Like you, I embrace the milestones of aging. I look back to all that has worked out to good--and all has--and I trust that as the future unfolds all shall be good for me and for the Universe. But oh, that trust is being severely tested right now. Peace.

Linda Myers said...

I'm okay with caves, but not with heights. I have a big birthday coming up in September and cannot believe I have so many chronological years. Still going and doing, though, for as long as I'm able and interested.

C-ingspots said...

I agree with your sentiments about caves, much preferring the light of day and plenty of fresh air. Heights are a funny one for me. I'm scared silly on a skinny trail looking down into a deep gorge and actually get dizzy and short of breath and can't move. But - up high were I knew if I fell, I'd die - no worries, just pure exhileration. (spelling?) Strange huh?

I do love that poem! So true, but with all our might we fight it. Enjoy the summer DJan!

Sally said...

I like the quote/poem you used very much, but I can’t say that it applies to me that well.

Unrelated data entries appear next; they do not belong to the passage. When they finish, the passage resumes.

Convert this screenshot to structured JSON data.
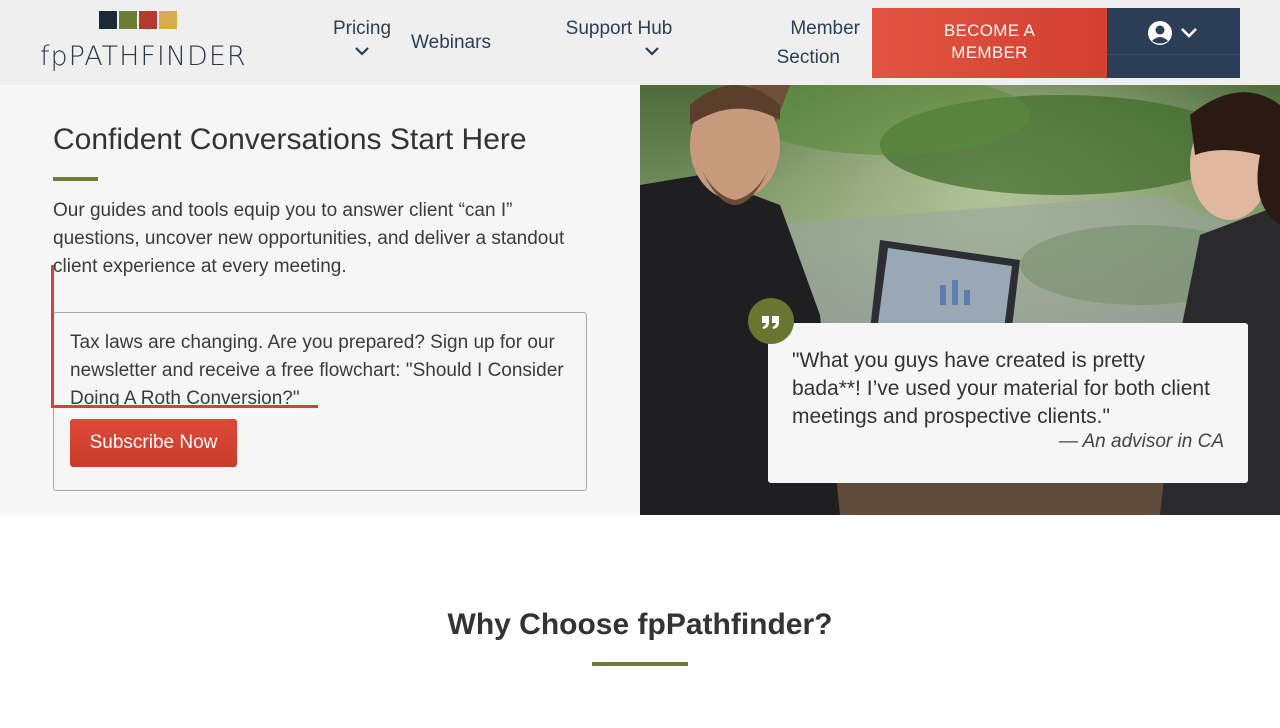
{
  "brand": {
    "logo_text": "fpPATHFINDER",
    "logo_colors": [
      "#1b2a3a",
      "#6b7d35",
      "#b33a2f",
      "#d7ad4b"
    ]
  },
  "nav": {
    "pricing": "Pricing",
    "webinars": "Webinars",
    "support_hub": "Support Hub",
    "member_section_line1": "Member",
    "member_section_line2": "Section",
    "become_member_line1": "BECOME A",
    "become_member_line2": "MEMBER",
    "account_icon": "user-circle-icon"
  },
  "hero": {
    "title": "Confident Conversations Start Here",
    "body": "Our guides and tools equip you to answer client “can I” questions, uncover new opportunities, and deliver a standout client experience at every meeting."
  },
  "signup": {
    "text": "Tax laws are changing. Are you prepared? Sign up for our newsletter and receive a free flowchart: \"Should I Consider Doing A Roth Conversion?\"",
    "button": "Subscribe Now"
  },
  "testimonial": {
    "quote": "\"What you guys have created is pretty bada**! I’ve used your material for both client meetings and prospective clients.\"",
    "attribution": "— An advisor in CA",
    "badge_icon": "quote-icon"
  },
  "why": {
    "title": "Why Choose fpPathfinder?"
  },
  "colors": {
    "accent_green": "#6b7d35",
    "accent_red": "#dd4b39",
    "navy": "#2c3e55"
  }
}
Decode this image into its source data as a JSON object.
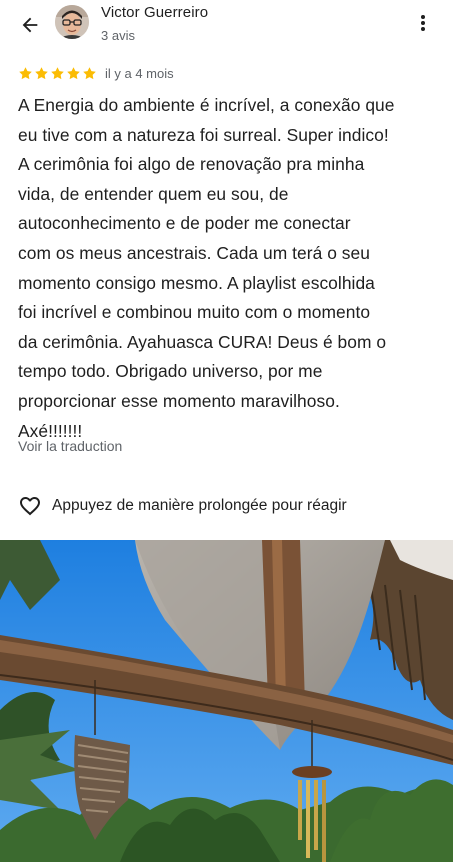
{
  "header": {
    "back_icon": "arrow-back-icon",
    "author_name": "Victor Guerreiro",
    "review_count": "3 avis",
    "more_icon": "more-vert-icon"
  },
  "review": {
    "rating": 5,
    "rating_max": 5,
    "date": "il y a 4 mois",
    "text": "A Energia do ambiente é incrível, a conexão que\neu tive com a natureza foi surreal. Super indico!\nA cerimônia foi algo de renovação pra minha\nvida, de entender quem eu sou, de\nautoconhecimento e de poder me conectar\ncom os meus ancestrais. Cada um terá o seu\nmomento consigo mesmo. A playlist escolhida\nfoi incrível e combinou muito com o momento\nda cerimônia. Ayahuasca CURA! Deus é bom o\ntempo todo. Obrigado universo, por me\nproporcionar esse momento maravilhoso.\nAxé!!!!!!!",
    "translate_label": "Voir la traduction"
  },
  "reaction": {
    "icon": "heart-outline-icon",
    "label": "Appuyez de manière prolongée pour réagir"
  },
  "colors": {
    "star": "#fbbc04",
    "text_primary": "#1f1f1f",
    "text_secondary": "#5f6368",
    "sky": "#2f8de4"
  }
}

I am not a risk taker when it comes to physical activity, but I guess I am when it comes to standing up for what I believe in.

Some days it is hard to be inspired when it comes to writing, but I think you always leave a grain of inspiration.